The Genome Taxonomy Database (GTDB) is a taxonomic framework that defines prokaryotic taxa as monophyletic groups in concatenated protein reference trees according to systematic criteria. This has resulted in a substantial number of changes to existing classifications (https://gtdb.ecogenomic.org). In the case of union of taxa, GTDB names were applied based on the priority of publication. The division of taxa or change in rank led to the formation of new Latin names above the rank of genus that were only made publicly available via the GTDB website without associated published taxonomic descriptions. This has sometimes led to confusion in the literature and databases. A number of the provisional GTDB names were later published in other studies, while many still lack authorships. To reduce further confusion, here we propose names and descriptions for 329 GTDB-defined prokaryotic taxa, 223 of which are suitable for validation under the International Code of Nomenclature of Prokaryotes (ICNP) and 49 under the Code of Nomenclature of Prokaryotes Described from Sequence Data (SeqCode). For the latter we designated 23 genomes as type material. An additional 57 taxa that do not currently satisfy the validation criteria of either code are proposed as Candidatus.

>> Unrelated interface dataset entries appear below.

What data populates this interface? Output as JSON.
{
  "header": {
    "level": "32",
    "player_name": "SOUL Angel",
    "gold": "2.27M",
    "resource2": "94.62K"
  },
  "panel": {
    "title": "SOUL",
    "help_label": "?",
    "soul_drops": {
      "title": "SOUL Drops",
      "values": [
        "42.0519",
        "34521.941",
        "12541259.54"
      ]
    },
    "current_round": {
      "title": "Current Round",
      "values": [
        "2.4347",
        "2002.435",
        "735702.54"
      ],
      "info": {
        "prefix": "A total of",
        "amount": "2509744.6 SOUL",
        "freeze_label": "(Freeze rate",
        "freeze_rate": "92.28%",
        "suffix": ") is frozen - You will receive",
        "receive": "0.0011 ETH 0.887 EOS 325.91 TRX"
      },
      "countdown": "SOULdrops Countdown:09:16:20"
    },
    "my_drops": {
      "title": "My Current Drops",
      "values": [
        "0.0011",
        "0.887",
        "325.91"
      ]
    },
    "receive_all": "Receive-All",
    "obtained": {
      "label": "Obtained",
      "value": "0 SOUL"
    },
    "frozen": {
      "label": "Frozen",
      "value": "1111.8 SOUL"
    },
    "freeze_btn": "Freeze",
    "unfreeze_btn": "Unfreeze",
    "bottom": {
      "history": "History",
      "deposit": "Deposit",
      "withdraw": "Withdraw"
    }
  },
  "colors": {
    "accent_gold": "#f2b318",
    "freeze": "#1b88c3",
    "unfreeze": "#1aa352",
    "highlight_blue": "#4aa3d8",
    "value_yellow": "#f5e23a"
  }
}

AbstractChallenges in cultivating microorganisms have limited the phylogenetic diversity of currently available microbial genomes. This is being addressed by advances in sequencing throughput and computational techniques that allow for the cultivation-independent recovery of genomes from metagenomes. Here, we report the reconstruction of 7,903 bacterial and archaeal genomes from >1,500 public metagenomes. All genomes are estimated to be ≥50% complete and nearly half are ≥90% complete with ≤5% contamination. These genomes increase the phylogenetic diversity of bacterial and archaeal genome trees by >30% and provide the first representatives of 17 bacterial and three archaeal candidate phyla. We also recovered 245 genomes from the Patescibacteria superphylum (also known as the Candidate Phyla Radiation) and find that the relative diversity of this group varies substantially with different protein marker sets. The scale and quality of this data set demonstrate that recovering genomes from metagenomes provides an expedient path forward to exploring microbial dark matter.